Something pushes her through the worlds and again, she is on the battlefield, poised for battle. The manacles feel like lead — maybe it is because they are — and leads her forward. This time, she is battered. Heavily injured. Her side bleeds and she knows her end stalks closer by the minute.
“Do you see the truth?” Ekama’s binoculars are in her face. Large. Blinking rapidly.
“No,” she purses her lips. “I see the same thing. I’m almost dying.”
Ekama sighs. “I’m sorry, Jolene —” Her name sounds weird in her ears. Since her nightmares and search for the truth began, Abike became her name. Her identity. “The ride through your multiverse of identities will be—” Her phone beeps. She groans and thrusts her hand into her pocket. Ekama nods her permission and Jolene proceeds with the call.
“How is it going?” Chinedu asks over the phone. He seems to be in traffic.
She rubs the pad of her thumb over her nose wearily and sighs, “She keeps stirring the same black tea in my dreams. Says we’ll go through a multiverse of identities. I don’t know what that means.”
“Well… maybe a little faith will do this time?”
“Yeah? I’m here, okay? I know I’m not with you in the shaman’s cottage, but—”
“I love you.”
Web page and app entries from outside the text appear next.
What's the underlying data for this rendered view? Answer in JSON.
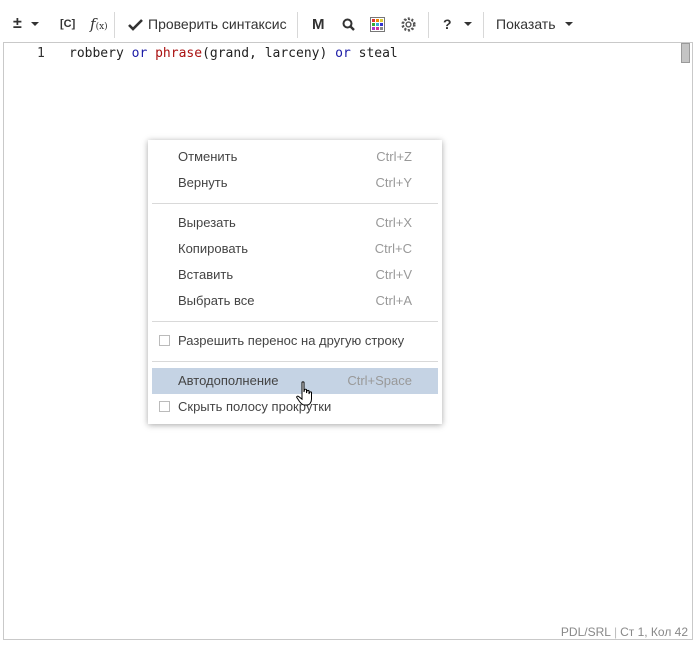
{
  "toolbar": {
    "plusminus": "±",
    "context_code": "[C]",
    "fx": "f",
    "fx_sub": "(x)",
    "check_syntax_label": "Проверить синтаксис",
    "m_label": "M",
    "help_label": "?",
    "show_label": "Показать"
  },
  "editor": {
    "line_number": "1",
    "code": {
      "t1": "robbery ",
      "t2": "or",
      "t3": " ",
      "t4": "phrase",
      "t5": "(grand, larceny) ",
      "t6": "or",
      "t7": " steal"
    }
  },
  "status": {
    "language": "PDL/SRL",
    "position": "Ст 1, Кол 42"
  },
  "context_menu": {
    "undo": {
      "label": "Отменить",
      "shortcut": "Ctrl+Z"
    },
    "redo": {
      "label": "Вернуть",
      "shortcut": "Ctrl+Y"
    },
    "cut": {
      "label": "Вырезать",
      "shortcut": "Ctrl+X"
    },
    "copy": {
      "label": "Копировать",
      "shortcut": "Ctrl+C"
    },
    "paste": {
      "label": "Вставить",
      "shortcut": "Ctrl+V"
    },
    "select_all": {
      "label": "Выбрать все",
      "shortcut": "Ctrl+A"
    },
    "wrap": {
      "label": "Разрешить перенос на другую строку",
      "checked": false
    },
    "autocomplete": {
      "label": "Автодополнение",
      "shortcut": "Ctrl+Space"
    },
    "hide_scrollbar": {
      "label": "Скрыть полосу прокрутки",
      "checked": false
    }
  },
  "colors": {
    "keyword": "#1a1aa6",
    "function": "#aa1111",
    "menu_highlight": "#c5d3e4"
  }
}
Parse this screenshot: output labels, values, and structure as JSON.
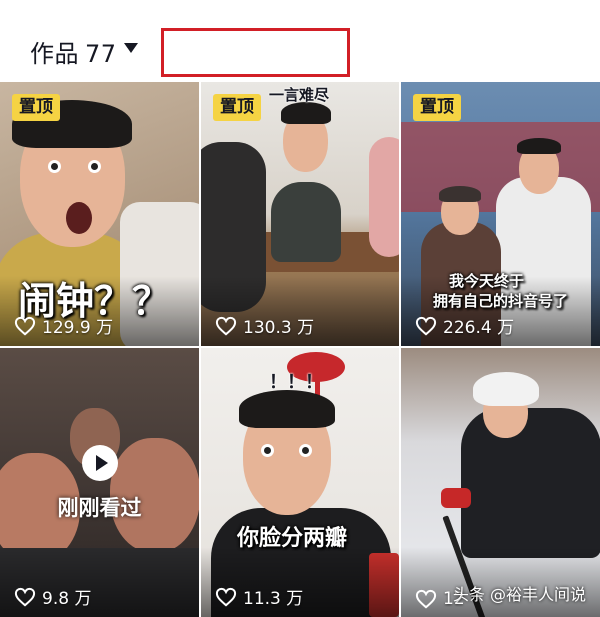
{
  "header": {
    "works_label": "作品",
    "works_count": "77"
  },
  "colors": {
    "pin_badge": "#f5d343",
    "highlight_box": "#d21f26"
  },
  "videos": [
    {
      "pinned": true,
      "pin_label": "置顶",
      "caption": "闹钟？？",
      "likes": "129.9 万"
    },
    {
      "pinned": true,
      "pin_label": "置顶",
      "top_caption": "一言难尽",
      "likes": "130.3 万"
    },
    {
      "pinned": true,
      "pin_label": "置顶",
      "caption_line1": "我今天终于",
      "caption_line2": "拥有自己的抖音号了",
      "likes": "226.4 万"
    },
    {
      "pinned": false,
      "status": "刚刚看过",
      "likes": "9.8 万"
    },
    {
      "pinned": false,
      "top_caption": "！！！",
      "caption": "你脸分两瓣",
      "likes": "11.3 万"
    },
    {
      "pinned": false,
      "likes": "12"
    }
  ],
  "watermark": "头条 @裕丰人间说"
}
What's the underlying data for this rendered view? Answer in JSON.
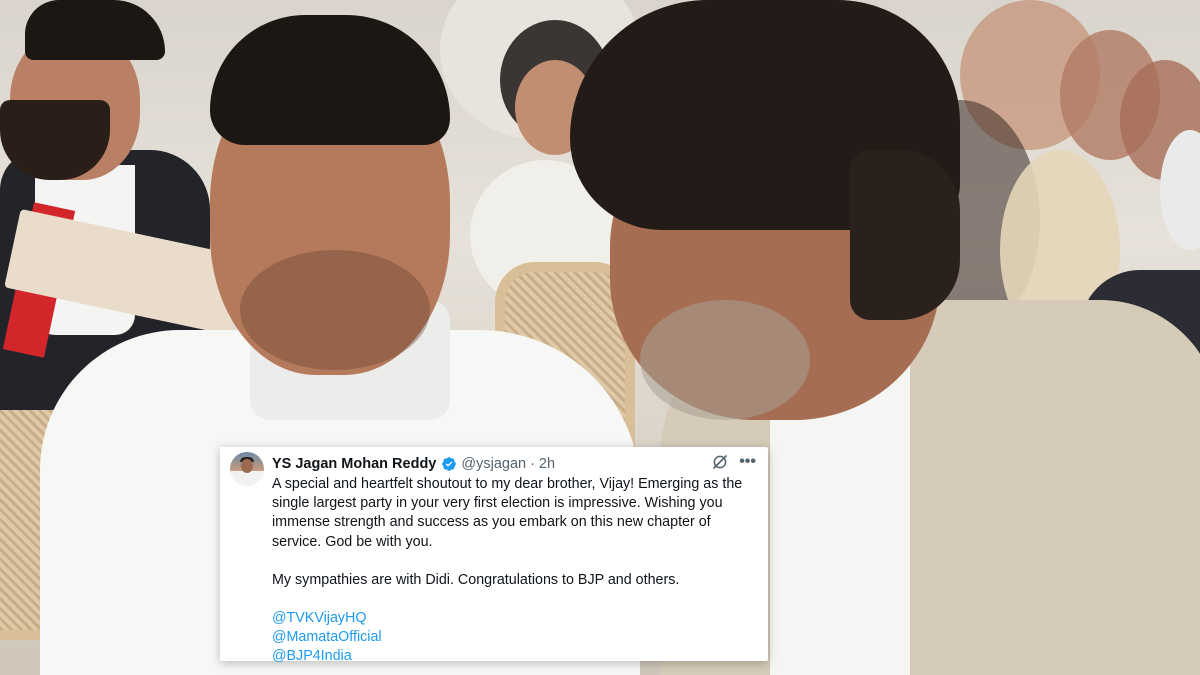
{
  "tweet": {
    "author_name": "YS Jagan Mohan Reddy",
    "handle": "@ysjagan",
    "separator": "·",
    "time": "2h",
    "verified_icon": "verified-badge-icon",
    "paragraphs": [
      "A special and heartfelt shoutout to my dear brother, Vijay! Emerging as the single largest party in your very first election is impressive. Wishing you immense strength and success as you embark on this new chapter of service. God be with you.",
      "My sympathies are with Didi. Congratulations to BJP and others."
    ],
    "mentions": [
      "@TVKVijayHQ",
      "@MamataOfficial",
      "@BJP4India"
    ],
    "more_label": "•••"
  },
  "colors": {
    "link": "#1d9bf0",
    "text": "#0f1419",
    "secondary": "#536471",
    "card_bg": "#ffffff"
  }
}
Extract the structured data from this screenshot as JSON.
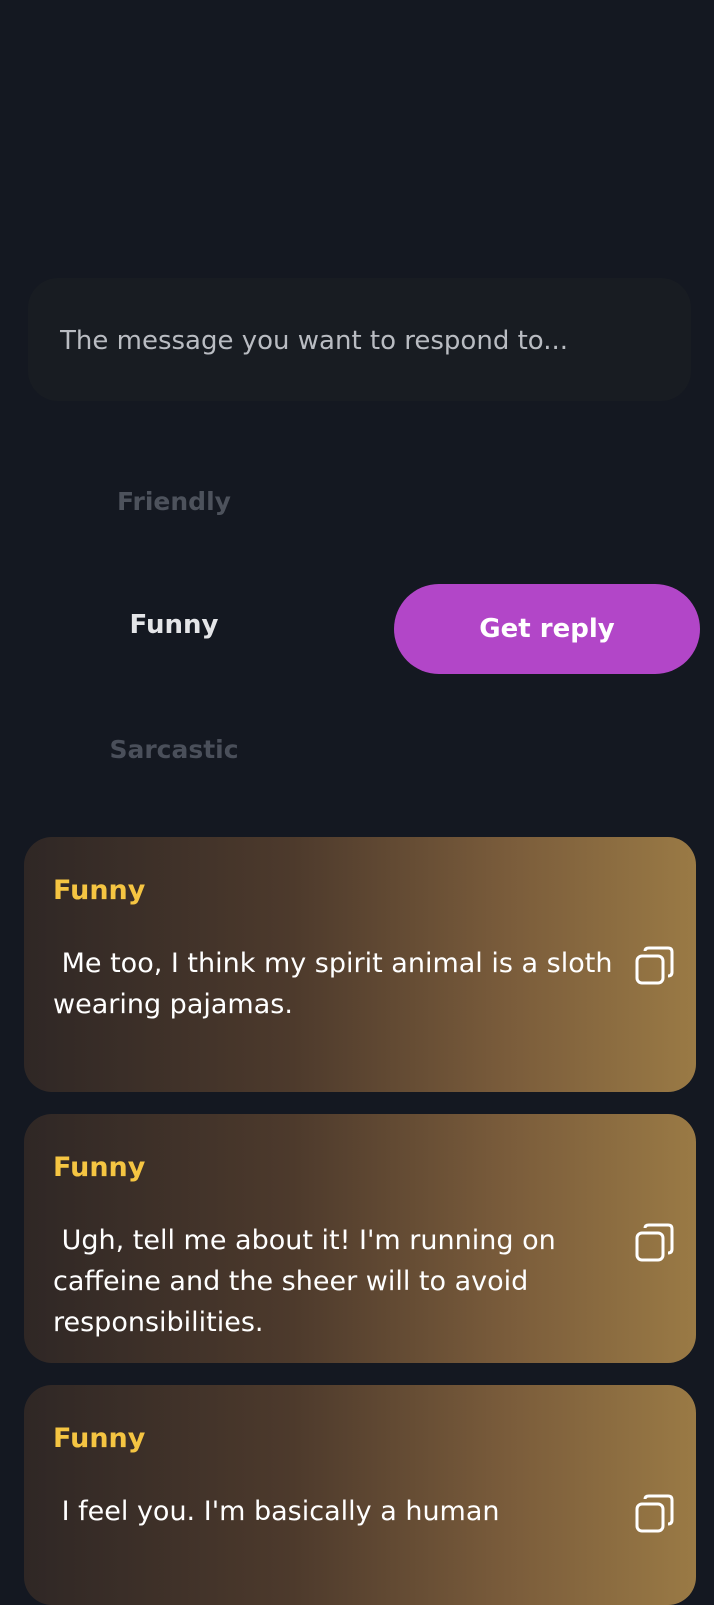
{
  "message_input": {
    "placeholder": "The message you want to respond to...",
    "value": ""
  },
  "tones": [
    {
      "label": "Friendly",
      "selected": false
    },
    {
      "label": "Funny",
      "selected": true
    },
    {
      "label": "Sarcastic",
      "selected": false
    }
  ],
  "get_reply_button": {
    "label": "Get reply",
    "color": "#b246c8"
  },
  "replies": [
    {
      "tone": "Funny",
      "text": " Me too, I think my spirit animal is a sloth wearing pajamas."
    },
    {
      "tone": "Funny",
      "text": " Ugh, tell me about it! I'm running on caffeine and the sheer will to avoid responsibilities."
    },
    {
      "tone": "Funny",
      "text": " I feel you. I'm basically a human"
    }
  ],
  "icons": {
    "copy": "copy-icon"
  },
  "colors": {
    "background": "#141821",
    "accent": "#b246c8",
    "tone_title": "#f5c542"
  }
}
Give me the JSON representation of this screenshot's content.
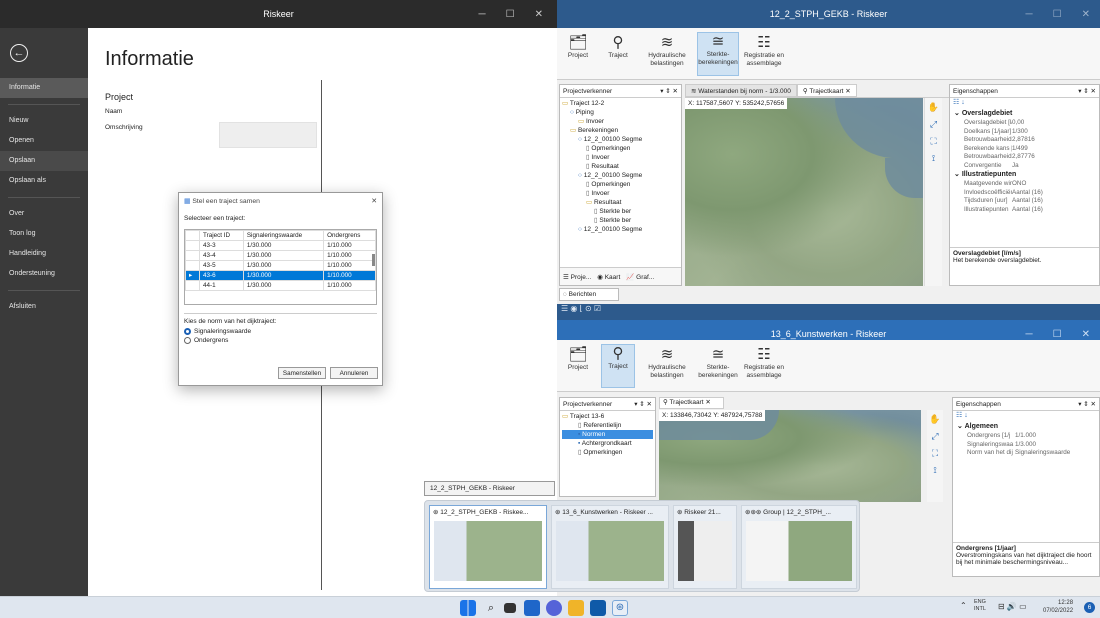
{
  "left_window": {
    "title": "Riskeer",
    "page_title": "Informatie",
    "nav": [
      "Informatie",
      "Nieuw",
      "Openen",
      "Opslaan",
      "Opslaan als",
      "Over",
      "Toon log",
      "Handleiding",
      "Ondersteuning",
      "Afsluiten"
    ],
    "project_header": "Project",
    "naam": "Naam",
    "omschrijving": "Omschrijving"
  },
  "dialog": {
    "title": "Stel een traject samen",
    "prompt": "Selecteer een traject:",
    "headers": [
      "Traject ID",
      "Signaleringswaarde",
      "Ondergrens"
    ],
    "rows": [
      [
        "43-3",
        "1/30.000",
        "1/10.000"
      ],
      [
        "43-4",
        "1/30.000",
        "1/10.000"
      ],
      [
        "43-5",
        "1/30.000",
        "1/10.000"
      ],
      [
        "43-6",
        "1/30.000",
        "1/10.000"
      ],
      [
        "44-1",
        "1/30.000",
        "1/10.000"
      ]
    ],
    "norm_label": "Kies de norm van het dijktraject:",
    "opt1": "Signaleringswaarde",
    "opt2": "Ondergrens",
    "ok": "Samenstellen",
    "cancel": "Annuleren"
  },
  "win_top": {
    "title": "12_2_STPH_GEKB - Riskeer",
    "ribbon": [
      "Project",
      "Traject",
      "Hydraulische belastingen",
      "Sterkte-berekeningen",
      "Registratie en assemblage"
    ],
    "explorer": "Projectverkenner",
    "tree": [
      "Traject 12-2",
      "Piping",
      "Invoer",
      "Berekeningen",
      "12_2_00100 Segme",
      "Opmerkingen",
      "Invoer",
      "Resultaat",
      "12_2_00100 Segme",
      "Opmerkingen",
      "Invoer",
      "Resultaat",
      "Sterkte ber",
      "Sterkte ber",
      "12_2_00100 Segme"
    ],
    "tabs": [
      "Waterstanden bij norm - 1/3.000",
      "Trajectkaart"
    ],
    "coords": "X: 117587,5607    Y: 535242,57656",
    "bottom_tabs": [
      "Proje...",
      "Kaart",
      "Graf..."
    ],
    "berichten": "Berichten",
    "props_title": "Eigenschappen",
    "cat1": "Overslagdebiet",
    "p1": [
      [
        "Overslagdebiet [l/",
        "0,00"
      ],
      [
        "Doelkans [1/jaar]",
        "1/300"
      ],
      [
        "Betrouwbaarheids",
        "2,87816"
      ],
      [
        "Berekende kans [1",
        "1/499"
      ],
      [
        "Betrouwbaarheids",
        "2,87776"
      ],
      [
        "Convergentie",
        "Ja"
      ]
    ],
    "cat2": "Illustratiepunten",
    "p2": [
      [
        "Maatgevende win",
        "ONO"
      ],
      [
        "Invloedscoëfficiën",
        "Aantal (16)"
      ],
      [
        "Tijdsduren [uur]",
        "Aantal (16)"
      ],
      [
        "Illustratiepunten",
        "Aantal (16)"
      ]
    ],
    "desc_title": "Overslagdebiet [l/m/s]",
    "desc": "Het berekende overslagdebiet."
  },
  "win_bot": {
    "title": "13_6_Kunstwerken - Riskeer",
    "explorer": "Projectverkenner",
    "tree": [
      "Traject 13-6",
      "Referentielijn",
      "Normen",
      "Achtergrondkaart",
      "Opmerkingen"
    ],
    "tab": "Trajectkaart",
    "coords": "X: 133846,73042    Y: 487924,75788",
    "props_title": "Eigenschappen",
    "cat": "Algemeen",
    "p": [
      [
        "Ondergrens [1/j",
        "1/1.000"
      ],
      [
        "Signaleringswaa",
        "1/3.000"
      ],
      [
        "Norm van het dij",
        "Signaleringswaarde"
      ]
    ],
    "desc_title": "Ondergrens [1/jaar]",
    "desc": "Overstromingskans van het dijktraject die hoort bij het minimale beschermingsniveau..."
  },
  "tooltip": "12_2_STPH_GEKB - Riskeer",
  "thumbs": [
    "12_2_STPH_GEKB - Riskee...",
    "13_6_Kunstwerken - Riskeer ...",
    "Riskeer 21...",
    "Group | 12_2_STPH_..."
  ],
  "tray": {
    "lang": "ENG",
    "lang2": "INTL",
    "time": "12:28",
    "date": "07/02/2022",
    "badge": "6"
  }
}
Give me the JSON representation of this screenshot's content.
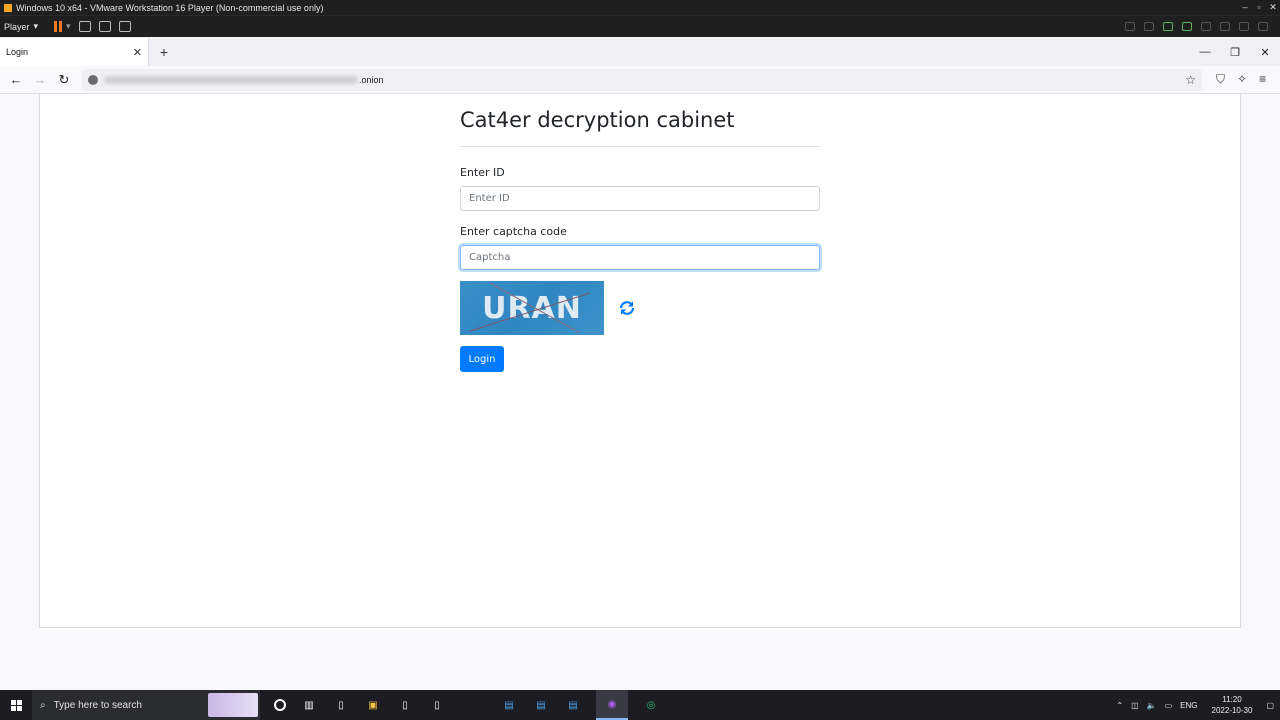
{
  "vm": {
    "title": "Windows 10 x64 - VMware Workstation 16 Player (Non-commercial use only)",
    "player_menu": "Player"
  },
  "browser": {
    "tab_title": "Login",
    "url_suffix": ".onion"
  },
  "page": {
    "title": "Cat4er decryption cabinet",
    "id_label": "Enter ID",
    "id_placeholder": "Enter ID",
    "captcha_label": "Enter captcha code",
    "captcha_placeholder": "Captcha",
    "captcha_text": "URAN",
    "login_button": "Login"
  },
  "taskbar": {
    "search_placeholder": "Type here to search",
    "language": "ENG",
    "time": "11:20",
    "date": "2022-10-30"
  },
  "colors": {
    "primary": "#007bff",
    "vm_bar": "#1f1f1f",
    "pause_orange": "#f27a24",
    "taskbar": "#1c1c22"
  },
  "icons": [
    "pause-icon",
    "refresh-icon",
    "back-icon",
    "forward-icon",
    "reload-icon",
    "bookmark-star-icon",
    "shield-icon",
    "extensions-icon",
    "menu-icon",
    "windows-start-icon",
    "search-icon"
  ]
}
He pauses. For long seconds, silence drags on the other end. Only sounds of Lagos traffic taking up space. Two, three. But she knows he’s on the other end. His heavy breathing gives him away.
“Wow. It’s been a long time…” he mutters finally.
“I just want to let you know,” Jolene says quickly, “in case I never wake out of this one.”
“A little faith, Jolene. A little faith.”
She nods. And smashes the phone with her fist.
She is surrounded by men with grey loincloths and spears made from elephants’ tusks.
“We came here to get you,” one of them says, stepping forward. His hand remains on the handle of his sword. She glances down weakly. Her arms ache. They are suspended by the manacles held by a hook planted firmly between the rocks. She dangles, her bruised lips opening slightly.
“Who sent you?”
Again, the black tea snatches her and she is hurled into the hut. Back to the woman’s scaly hands, black cat, and pungent, black tea. And yes. The confinement.
“But first, you drink the tea. It’s—”
“Poison,” Ekama’s voice breaks through the universe, and she stands there. “The reason you have been haunted all these years is that what you drank is a spiritual nullifier. It was mixed by a powerful witch to kill powerful magic. That said, you had powerful magic that proved too dangerous for the entire world, and you had to go away.” Jolene blinks weakly. All the muscles in her brain tell her to stop. To stop time travelling. To stop moving. But her soul strains against its prison, swimming through the mighty tide of black tea to her freedom.
“W-who is this witch.”
“You shall find out.”
And again. Blackness. And the murky waters continue flowing in her as she drinks the potion. Soon, the wind in her blood loses its air and is smothered in the hot liquid breaking down every cell in her body.
“This is going to be a fair fight,” the woman sighs, pulling off her mask. Her white hair flows free. Her eyes take colour and her—
“Mother?” Jolene asks weakly as the darkness envelopes her.
“Darkness is the glory of traveling through bodies without knowledge of your previous selves. You are free, my child.”